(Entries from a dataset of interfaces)

···

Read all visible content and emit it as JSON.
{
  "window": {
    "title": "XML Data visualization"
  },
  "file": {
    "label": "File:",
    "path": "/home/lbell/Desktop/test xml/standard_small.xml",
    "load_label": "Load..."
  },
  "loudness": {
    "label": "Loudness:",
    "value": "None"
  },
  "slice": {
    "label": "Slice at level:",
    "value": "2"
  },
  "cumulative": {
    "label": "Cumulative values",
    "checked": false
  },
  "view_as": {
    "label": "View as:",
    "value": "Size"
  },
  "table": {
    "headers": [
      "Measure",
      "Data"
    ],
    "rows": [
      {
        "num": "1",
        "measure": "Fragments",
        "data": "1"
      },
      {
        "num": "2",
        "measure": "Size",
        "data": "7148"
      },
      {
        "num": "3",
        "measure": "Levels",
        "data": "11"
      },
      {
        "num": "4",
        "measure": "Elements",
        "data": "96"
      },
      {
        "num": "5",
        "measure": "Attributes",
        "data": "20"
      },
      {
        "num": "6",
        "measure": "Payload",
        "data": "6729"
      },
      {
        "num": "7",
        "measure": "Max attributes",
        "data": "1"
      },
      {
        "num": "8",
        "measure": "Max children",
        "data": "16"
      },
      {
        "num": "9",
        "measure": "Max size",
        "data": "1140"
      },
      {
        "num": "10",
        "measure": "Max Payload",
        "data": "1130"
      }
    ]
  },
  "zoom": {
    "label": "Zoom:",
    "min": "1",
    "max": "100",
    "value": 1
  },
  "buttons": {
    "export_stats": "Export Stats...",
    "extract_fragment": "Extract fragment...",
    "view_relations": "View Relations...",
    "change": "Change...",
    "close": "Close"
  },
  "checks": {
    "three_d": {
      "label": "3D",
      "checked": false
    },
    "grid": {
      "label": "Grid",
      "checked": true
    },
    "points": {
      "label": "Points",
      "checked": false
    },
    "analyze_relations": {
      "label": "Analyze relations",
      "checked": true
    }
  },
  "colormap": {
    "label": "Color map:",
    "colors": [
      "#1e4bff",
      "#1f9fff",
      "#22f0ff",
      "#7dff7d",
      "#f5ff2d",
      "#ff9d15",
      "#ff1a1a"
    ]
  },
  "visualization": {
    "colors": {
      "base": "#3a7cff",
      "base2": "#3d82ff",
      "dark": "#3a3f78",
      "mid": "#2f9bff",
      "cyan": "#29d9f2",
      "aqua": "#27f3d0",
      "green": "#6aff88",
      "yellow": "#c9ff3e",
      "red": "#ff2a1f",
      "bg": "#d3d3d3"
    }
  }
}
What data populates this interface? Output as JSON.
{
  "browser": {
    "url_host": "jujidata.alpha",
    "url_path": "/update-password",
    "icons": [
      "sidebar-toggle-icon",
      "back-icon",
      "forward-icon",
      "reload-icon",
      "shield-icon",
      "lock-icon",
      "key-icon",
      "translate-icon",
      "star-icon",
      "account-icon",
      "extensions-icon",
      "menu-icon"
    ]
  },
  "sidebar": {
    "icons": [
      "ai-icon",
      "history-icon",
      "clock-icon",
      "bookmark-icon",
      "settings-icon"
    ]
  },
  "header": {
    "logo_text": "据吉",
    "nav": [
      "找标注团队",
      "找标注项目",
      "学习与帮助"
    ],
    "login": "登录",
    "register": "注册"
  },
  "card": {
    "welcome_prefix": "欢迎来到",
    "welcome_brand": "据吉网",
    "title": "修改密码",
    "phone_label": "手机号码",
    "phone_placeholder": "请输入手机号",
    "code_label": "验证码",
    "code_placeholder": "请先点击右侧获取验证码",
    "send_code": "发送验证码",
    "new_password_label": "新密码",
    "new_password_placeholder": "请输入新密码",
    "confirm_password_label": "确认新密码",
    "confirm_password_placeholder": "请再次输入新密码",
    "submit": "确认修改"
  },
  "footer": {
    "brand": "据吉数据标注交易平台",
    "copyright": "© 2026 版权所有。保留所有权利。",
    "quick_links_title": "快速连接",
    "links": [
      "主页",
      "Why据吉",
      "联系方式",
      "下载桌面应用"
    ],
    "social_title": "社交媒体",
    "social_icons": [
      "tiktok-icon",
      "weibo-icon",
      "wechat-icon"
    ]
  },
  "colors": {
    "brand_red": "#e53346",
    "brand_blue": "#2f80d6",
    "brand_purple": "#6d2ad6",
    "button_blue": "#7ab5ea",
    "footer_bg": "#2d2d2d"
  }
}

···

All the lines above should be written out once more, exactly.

Read all visible content and emit it as JSON.
{
  "window": {
    "title": "XML Data visualization"
  },
  "file": {
    "label": "File:",
    "path": "/home/lbell/Desktop/test xml/standard_small.xml",
    "load_label": "Load..."
  },
  "loudness": {
    "label": "Loudness:",
    "value": "None"
  },
  "slice": {
    "label": "Slice at level:",
    "value": "2"
  },
  "cumulative": {
    "label": "Cumulative values",
    "checked": false
  },
  "view_as": {
    "label": "View as:",
    "value": "Size"
  },
  "table": {
    "headers": [
      "Measure",
      "Data"
    ],
    "rows": [
      {
        "num": "1",
        "measure": "Fragments",
        "data": "1"
      },
      {
        "num": "2",
        "measure": "Size",
        "data": "7148"
      },
      {
        "num": "3",
        "measure": "Levels",
        "data": "11"
      },
      {
        "num": "4",
        "measure": "Elements",
        "data": "96"
      },
      {
        "num": "5",
        "measure": "Attributes",
        "data": "20"
      },
      {
        "num": "6",
        "measure": "Payload",
        "data": "6729"
      },
      {
        "num": "7",
        "measure": "Max attributes",
        "data": "1"
      },
      {
        "num": "8",
        "measure": "Max children",
        "data": "16"
      },
      {
        "num": "9",
        "measure": "Max size",
        "data": "1140"
      },
      {
        "num": "10",
        "measure": "Max Payload",
        "data": "1130"
      }
    ]
  },
  "zoom": {
    "label": "Zoom:",
    "min": "1",
    "max": "100",
    "value": 1
  },
  "buttons": {
    "export_stats": "Export Stats...",
    "extract_fragment": "Extract fragment...",
    "view_relations": "View Relations...",
    "change": "Change...",
    "close": "Close"
  },
  "checks": {
    "three_d": {
      "label": "3D",
      "checked": false
    },
    "grid": {
      "label": "Grid",
      "checked": true
    },
    "points": {
      "label": "Points",
      "checked": false
    },
    "analyze_relations": {
      "label": "Analyze relations",
      "checked": true
    }
  },
  "colormap": {
    "label": "Color map:",
    "colors": [
      "#1e4bff",
      "#1f9fff",
      "#22f0ff",
      "#7dff7d",
      "#f5ff2d",
      "#ff9d15",
      "#ff1a1a"
    ]
  },
  "visualization": {
    "colors": {
      "base": "#3a7cff",
      "base2": "#3d82ff",
      "dark": "#3a3f78",
      "mid": "#2f9bff",
      "cyan": "#29d9f2",
      "aqua": "#27f3d0",
      "green": "#6aff88",
      "yellow": "#c9ff3e",
      "red": "#ff2a1f",
      "bg": "#d3d3d3"
    }
  }
}
What data populates this interface? Output as JSON.
{
  "browser": {
    "url_host": "jujidata.alpha",
    "url_path": "/update-password",
    "icons": [
      "sidebar-toggle-icon",
      "back-icon",
      "forward-icon",
      "reload-icon",
      "shield-icon",
      "lock-icon",
      "key-icon",
      "translate-icon",
      "star-icon",
      "account-icon",
      "extensions-icon",
      "menu-icon"
    ]
  },
  "sidebar": {
    "icons": [
      "ai-icon",
      "history-icon",
      "clock-icon",
      "bookmark-icon",
      "settings-icon"
    ]
  },
  "header": {
    "logo_text": "据吉",
    "nav": [
      "找标注团队",
      "找标注项目",
      "学习与帮助"
    ],
    "login": "登录",
    "register": "注册"
  },
  "card": {
    "welcome_prefix": "欢迎来到",
    "welcome_brand": "据吉网",
    "title": "修改密码",
    "phone_label": "手机号码",
    "phone_placeholder": "请输入手机号",
    "code_label": "验证码",
    "code_placeholder": "请先点击右侧获取验证码",
    "send_code": "发送验证码",
    "new_password_label": "新密码",
    "new_password_placeholder": "请输入新密码",
    "confirm_password_label": "确认新密码",
    "confirm_password_placeholder": "请再次输入新密码",
    "submit": "确认修改"
  },
  "footer": {
    "brand": "据吉数据标注交易平台",
    "copyright": "© 2026 版权所有。保留所有权利。",
    "quick_links_title": "快速连接",
    "links": [
      "主页",
      "Why据吉",
      "联系方式",
      "下载桌面应用"
    ],
    "social_title": "社交媒体",
    "social_icons": [
      "tiktok-icon",
      "weibo-icon",
      "wechat-icon"
    ]
  },
  "colors": {
    "brand_red": "#e53346",
    "brand_blue": "#2f80d6",
    "brand_purple": "#6d2ad6",
    "button_blue": "#7ab5ea",
    "footer_bg": "#2d2d2d"
  }
}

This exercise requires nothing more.